[order] CICONIIFORMES | [family] Ardeidae | [latin] Egretta tricolor | [authority] Muller, 1776 | [UK] Tricolored Heron | [FR] Aigrette tricolore | [DE] Dreifarben-Reiher | [ES] Garceta Tricolor | [NL] Witbuikreiger
Egretta is a genus of medium-sized herons, mostly breeding in warmer climates. Representatives of this family are found in most of the world, and the Little Egret, as well as being widespread throughout much of the Old World, has now started to colonise the Americas. Little Egret Egretta garzetta in Kolleru, Andhra Pradesh, India.These are typical egrets in shape, long-necked and long-legged. There are few plumage features in common, although several have plumes in breeding plumage; a number of species are either white in all plumages, have a white morph (e.g. Reddish Egret), or have a white juvenile plumage (Little Blue Heron). The breeding habitat of Egretta herons is marshy wetlands in warm countries. They nest in colonies, often with other wading birds, usually on platforms of sticks in trees or shrubs.
Medium-sized long-legged long-necked wader with a fairly long and pointed and yellowish or blue-grey bill with black tip. Usually holds neck in an “S” curve at rest and in flight, obvious White belly and foreneck.
The adult has a blue-grey head, neck, back and upperwings
White line along foreneck. In alternate plumage, long blue filamentous plumes about head and neck, and buff ones on the back. Immatures more reddish, sexes similar
Listen to the sound of Tricolored Heron
Copyright remark: Most sounds derived from xeno-canto
North America, Latin America : Southeast USA to North South America
This species inhabits mangroves, coastal mudflats, wetlands, rivers and lakes. It is somewhat more common in coastal regions.
Breeds in monospecific or in mixed colonies and nest in trees near water and 2 to 4 meters above ground. Nest is a platform made out of sticks and small branches built by female. Clutch size 3-6 eggs, incubated for 21-25 days, young fledge after about 35 days.
Feeds by slowly walking through shallow water, mostly aquatic Invertebrates and fish.
copyright: R. J. Schaefer
This species has an extremely large range, and hence does not approach the thresholds for Vulnerable under the range size criterion (Extent of Occurrence <20,000 km2 combined with a declining or fluctuating range size, habitat extent/quality, or population size and a small number of locations or severe fragmentation). The population trend appears to be stable, and hence the species does not approach the thresholds for Vulnerable under the population trend criterion (>30% decline over ten years or three generations). The population size is very large, and hence does not approach the thresholds for Vulnerable under the population size criterion (<10,000 mature individuals with a continuing decline estimated to be >10% in ten years or three generations, or with a specified population structure). For these reasons the species is evaluated as Least Concern.
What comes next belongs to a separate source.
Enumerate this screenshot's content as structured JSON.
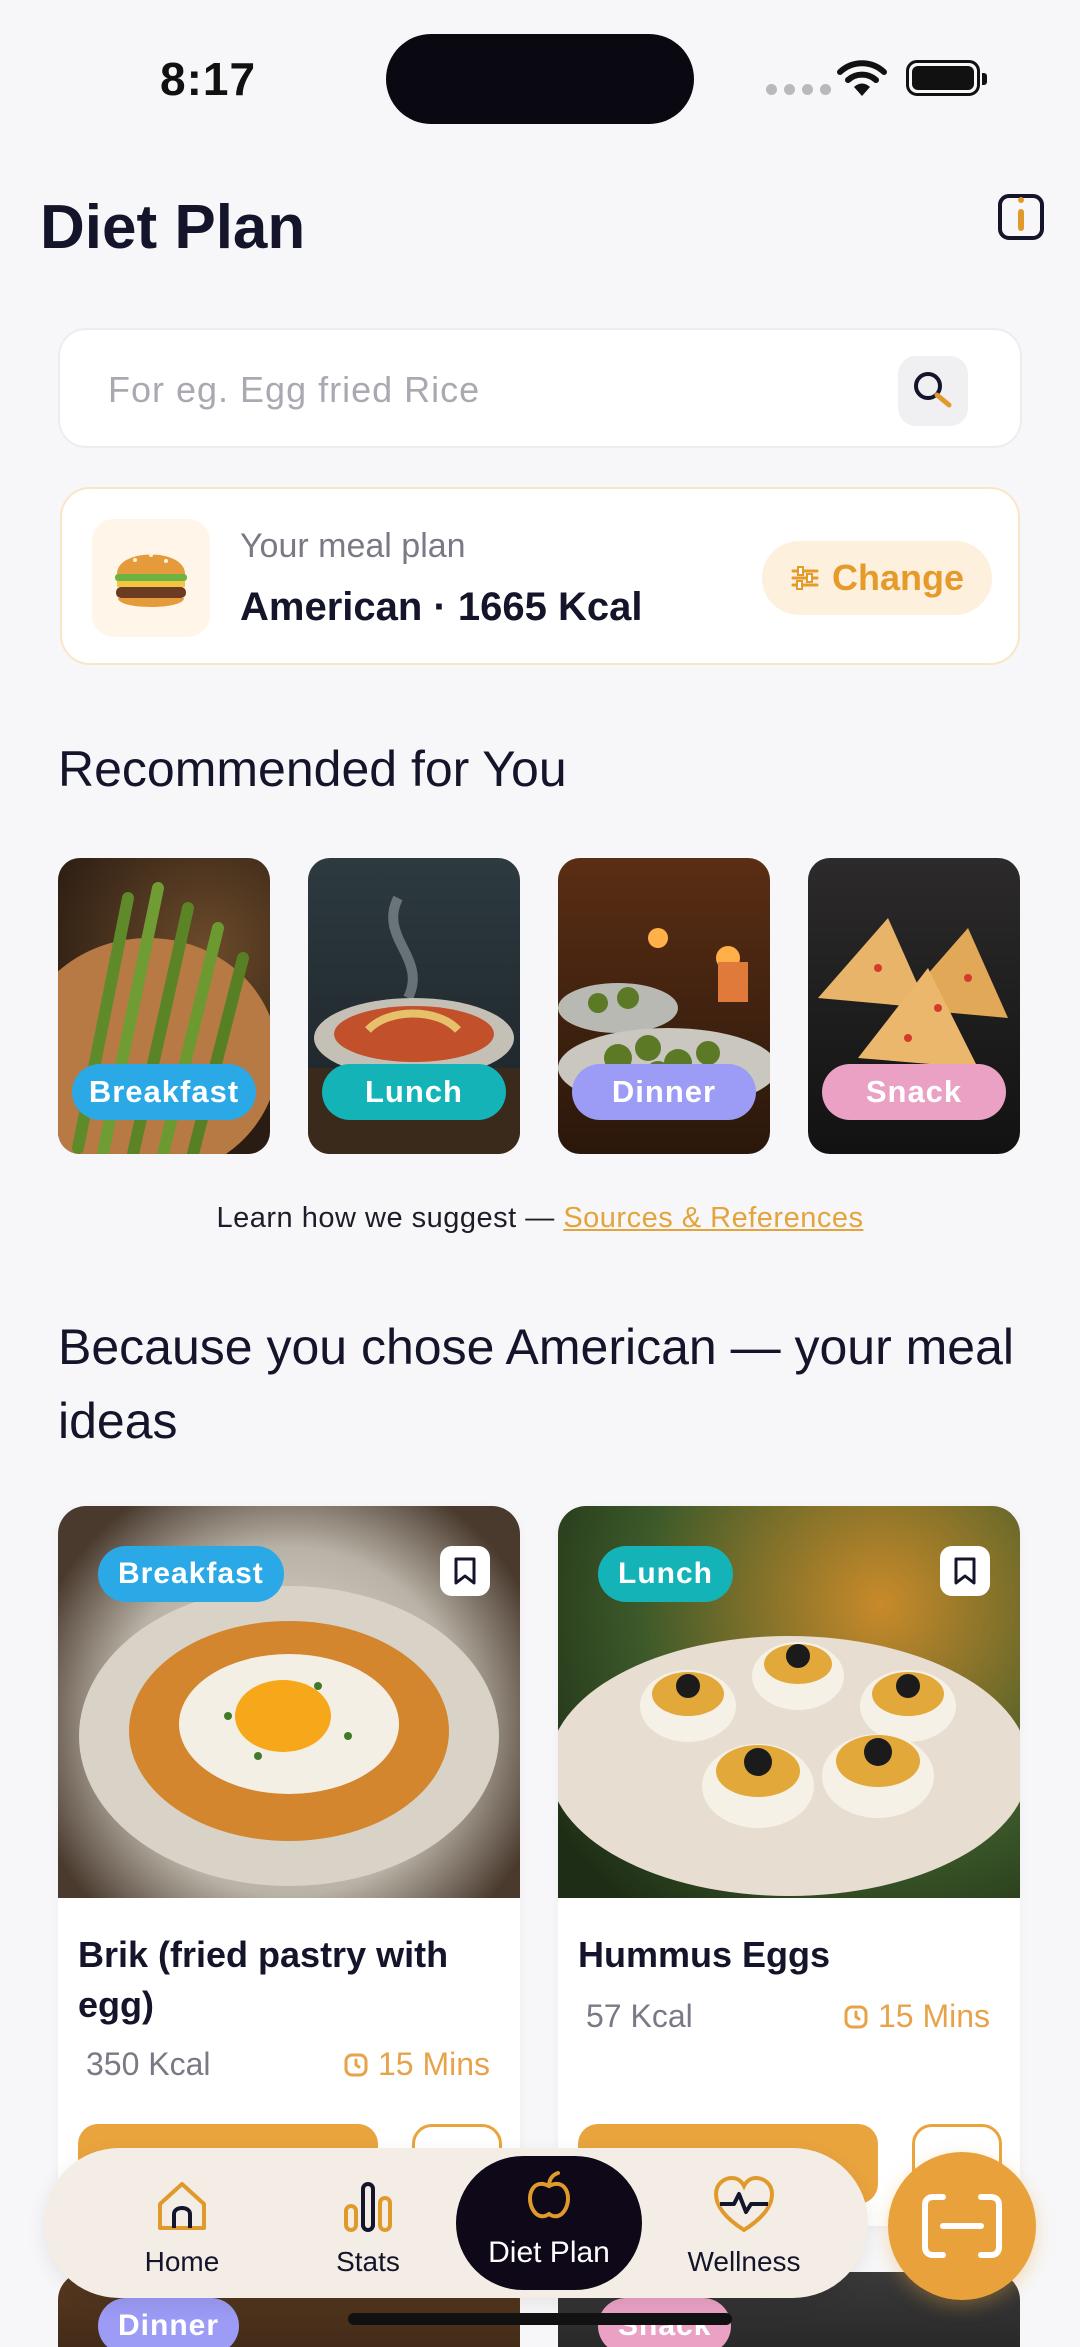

Breeds along coast from New Jersey, USA southward to Mexico, the Caribbean, and South America. Winters in most of its breeding range. Abundant in Surinam, the tricolored heron can be seen along the river in Paramaribo.
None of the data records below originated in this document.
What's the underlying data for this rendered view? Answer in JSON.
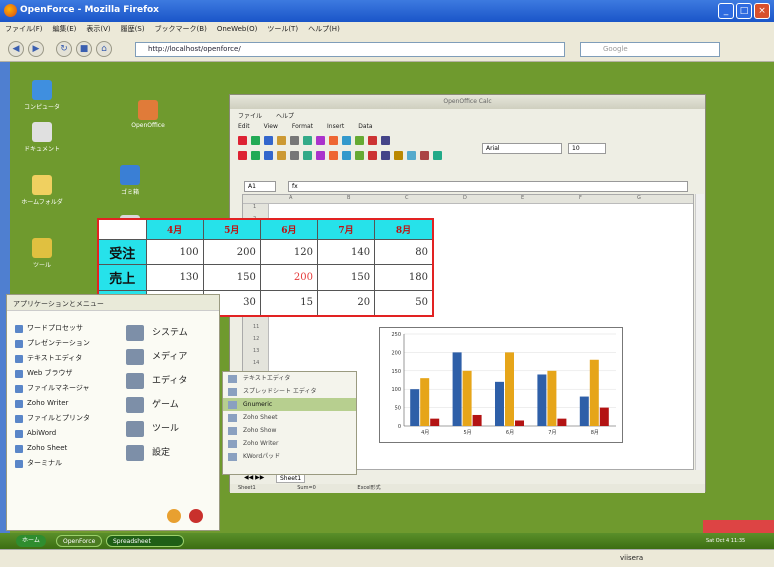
{
  "browser": {
    "title": "OpenForce - Mozilla Firefox",
    "menu": [
      "ファイル(F)",
      "編集(E)",
      "表示(V)",
      "履歴(S)",
      "ブックマーク(B)",
      "OneWeb(O)",
      "ツール(T)",
      "ヘルプ(H)"
    ],
    "url": "http://localhost/openforce/",
    "search_placeholder": "Google",
    "status_right": "viisera"
  },
  "desktop_icons": [
    {
      "label": "コンピュータ",
      "color": "#3f8fdf"
    },
    {
      "label": "OpenOffice",
      "color": "#e07b39"
    },
    {
      "label": "ドキュメント",
      "color": "#e0e0e0"
    },
    {
      "label": "ゴミ箱",
      "color": "#3a7fd5"
    },
    {
      "label": "ホームフォルダ",
      "color": "#f0d060"
    },
    {
      "label": "ネットワーク",
      "color": "#d9d9d9"
    },
    {
      "label": "ツール",
      "color": "#e0c040"
    }
  ],
  "start_menu": {
    "header": "アプリケーションとメニュー",
    "left_items": [
      "ワードプロセッサ",
      "プレゼンテーション",
      "テキストエディタ",
      "Web ブラウザ",
      "ファイルマネージャ",
      "Zoho Writer",
      "ファイルとプリンタ",
      "AbiWord",
      "Zoho Sheet",
      "ターミナル"
    ],
    "right_items": [
      "システム",
      "メディア",
      "エディタ",
      "ゲーム",
      "ツール",
      "設定"
    ]
  },
  "submenu": {
    "items": [
      "テキストエディタ",
      "スプレッドシート エディタ",
      "Gnumeric",
      "Zoho Sheet",
      "Zoho Show",
      "Zoho Writer",
      "KWordパッド"
    ],
    "selected_index": 2
  },
  "calc": {
    "title": "OpenOffice Calc",
    "window_menu": [
      "ファイル",
      "ヘルプ"
    ],
    "menu": [
      "Edit",
      "View",
      "Format",
      "Insert",
      "Data"
    ],
    "font": "Arial",
    "font_size": "10",
    "cell_ref": "A1",
    "formula_label": "fx",
    "columns": [
      "A",
      "B",
      "C",
      "D",
      "E",
      "F",
      "G",
      "H"
    ],
    "rows": [
      "1",
      "2",
      "3",
      "4",
      "5",
      "6",
      "7",
      "8",
      "9",
      "10",
      "11",
      "12",
      "13",
      "14",
      "15",
      "16",
      "17",
      "18",
      "19",
      "20",
      "21",
      "22"
    ],
    "sheet_tab": "Sheet1",
    "status_items": [
      "Sheet1",
      "Sum=0",
      "Excel形式"
    ]
  },
  "table": {
    "headers": [
      "4月",
      "5月",
      "6月",
      "7月",
      "8月"
    ],
    "rows": [
      {
        "label": "受注",
        "values": [
          "100",
          "200",
          "120",
          "140",
          "80"
        ]
      },
      {
        "label": "売上",
        "values": [
          "130",
          "150",
          "200",
          "150",
          "180"
        ]
      },
      {
        "label": "粗利",
        "values": [
          "20",
          "30",
          "15",
          "20",
          "50"
        ]
      }
    ],
    "highlight_color": "#26e2ea",
    "border_color": "#e22222"
  },
  "chart_data": {
    "type": "bar",
    "categories": [
      "4月",
      "5月",
      "6月",
      "7月",
      "8月"
    ],
    "series": [
      {
        "name": "",
        "values": [
          100,
          200,
          120,
          140,
          80
        ],
        "color": "#2e5fa8"
      },
      {
        "name": "",
        "values": [
          130,
          150,
          200,
          150,
          180
        ],
        "color": "#e6a519"
      },
      {
        "name": "",
        "values": [
          20,
          30,
          15,
          20,
          50
        ],
        "color": "#b31313"
      }
    ],
    "ylim": [
      0,
      250
    ],
    "yticks": [
      "0",
      "50",
      "100",
      "150",
      "200",
      "250"
    ],
    "title": "",
    "xlabel": "",
    "ylabel": ""
  },
  "taskbar": {
    "items": [
      "ホーム",
      "OpenForce",
      "Spreadsheet"
    ],
    "tray": "Sat Oct 4 11:35"
  }
}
North American populations generally migratory, wintering Southern USA to North South America, and returning to colonies of South USA in March-May. Wintering population leaves Panama early February, some birds spend all year within nesting range. Nominate race sedentary. Post-breeding dispersal in populations of North less marked than in other North American herons. Accidental in Canada, Lesser Antilles, Brazil and Azores. Very common along the coastline in Surinam, sedentary.